Start of DATASET RECORDS

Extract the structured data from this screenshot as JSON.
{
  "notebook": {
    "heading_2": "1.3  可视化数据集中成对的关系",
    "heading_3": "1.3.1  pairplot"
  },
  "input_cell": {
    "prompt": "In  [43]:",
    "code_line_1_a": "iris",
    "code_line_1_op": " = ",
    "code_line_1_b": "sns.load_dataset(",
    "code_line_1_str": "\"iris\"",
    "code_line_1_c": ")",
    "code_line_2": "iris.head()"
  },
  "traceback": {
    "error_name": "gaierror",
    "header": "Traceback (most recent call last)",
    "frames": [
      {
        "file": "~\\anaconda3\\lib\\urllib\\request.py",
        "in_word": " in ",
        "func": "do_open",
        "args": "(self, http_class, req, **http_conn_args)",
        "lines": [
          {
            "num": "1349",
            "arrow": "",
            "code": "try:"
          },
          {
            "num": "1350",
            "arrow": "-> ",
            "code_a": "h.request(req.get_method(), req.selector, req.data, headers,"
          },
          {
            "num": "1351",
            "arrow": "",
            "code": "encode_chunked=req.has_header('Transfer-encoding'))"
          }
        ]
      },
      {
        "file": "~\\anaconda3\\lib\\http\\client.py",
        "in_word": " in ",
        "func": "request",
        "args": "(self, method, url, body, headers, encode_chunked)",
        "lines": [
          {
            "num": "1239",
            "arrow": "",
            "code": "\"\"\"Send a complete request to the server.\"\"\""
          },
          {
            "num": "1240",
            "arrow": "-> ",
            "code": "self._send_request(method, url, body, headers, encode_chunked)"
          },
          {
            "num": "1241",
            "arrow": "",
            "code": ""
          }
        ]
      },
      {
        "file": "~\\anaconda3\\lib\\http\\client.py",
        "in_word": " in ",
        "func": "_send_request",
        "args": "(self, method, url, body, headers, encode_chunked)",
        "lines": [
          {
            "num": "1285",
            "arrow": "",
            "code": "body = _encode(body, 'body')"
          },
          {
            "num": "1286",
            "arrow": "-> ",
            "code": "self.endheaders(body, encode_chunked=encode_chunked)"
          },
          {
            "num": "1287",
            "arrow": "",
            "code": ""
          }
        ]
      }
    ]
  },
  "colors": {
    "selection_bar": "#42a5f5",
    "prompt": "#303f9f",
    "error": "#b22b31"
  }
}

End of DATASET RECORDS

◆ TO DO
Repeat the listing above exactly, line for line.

◆ ANSWER TO THIS TASK
Extract the structured data from this screenshot as JSON.
{
  "notebook": {
    "heading_2": "1.3  可视化数据集中成对的关系",
    "heading_3": "1.3.1  pairplot"
  },
  "input_cell": {
    "prompt": "In  [43]:",
    "code_line_1_a": "iris",
    "code_line_1_op": " = ",
    "code_line_1_b": "sns.load_dataset(",
    "code_line_1_str": "\"iris\"",
    "code_line_1_c": ")",
    "code_line_2": "iris.head()"
  },
  "traceback": {
    "error_name": "gaierror",
    "header": "Traceback (most recent call last)",
    "frames": [
      {
        "file": "~\\anaconda3\\lib\\urllib\\request.py",
        "in_word": " in ",
        "func": "do_open",
        "args": "(self, http_class, req, **http_conn_args)",
        "lines": [
          {
            "num": "1349",
            "arrow": "",
            "code": "try:"
          },
          {
            "num": "1350",
            "arrow": "-> ",
            "code_a": "h.request(req.get_method(), req.selector, req.data, headers,"
          },
          {
            "num": "1351",
            "arrow": "",
            "code": "encode_chunked=req.has_header('Transfer-encoding'))"
          }
        ]
      },
      {
        "file": "~\\anaconda3\\lib\\http\\client.py",
        "in_word": " in ",
        "func": "request",
        "args": "(self, method, url, body, headers, encode_chunked)",
        "lines": [
          {
            "num": "1239",
            "arrow": "",
            "code": "\"\"\"Send a complete request to the server.\"\"\""
          },
          {
            "num": "1240",
            "arrow": "-> ",
            "code": "self._send_request(method, url, body, headers, encode_chunked)"
          },
          {
            "num": "1241",
            "arrow": "",
            "code": ""
          }
        ]
      },
      {
        "file": "~\\anaconda3\\lib\\http\\client.py",
        "in_word": " in ",
        "func": "_send_request",
        "args": "(self, method, url, body, headers, encode_chunked)",
        "lines": [
          {
            "num": "1285",
            "arrow": "",
            "code": "body = _encode(body, 'body')"
          },
          {
            "num": "1286",
            "arrow": "-> ",
            "code": "self.endheaders(body, encode_chunked=encode_chunked)"
          },
          {
            "num": "1287",
            "arrow": "",
            "code": ""
          }
        ]
      }
    ]
  },
  "colors": {
    "selection_bar": "#42a5f5",
    "prompt": "#303f9f",
    "error": "#b22b31"
  }
}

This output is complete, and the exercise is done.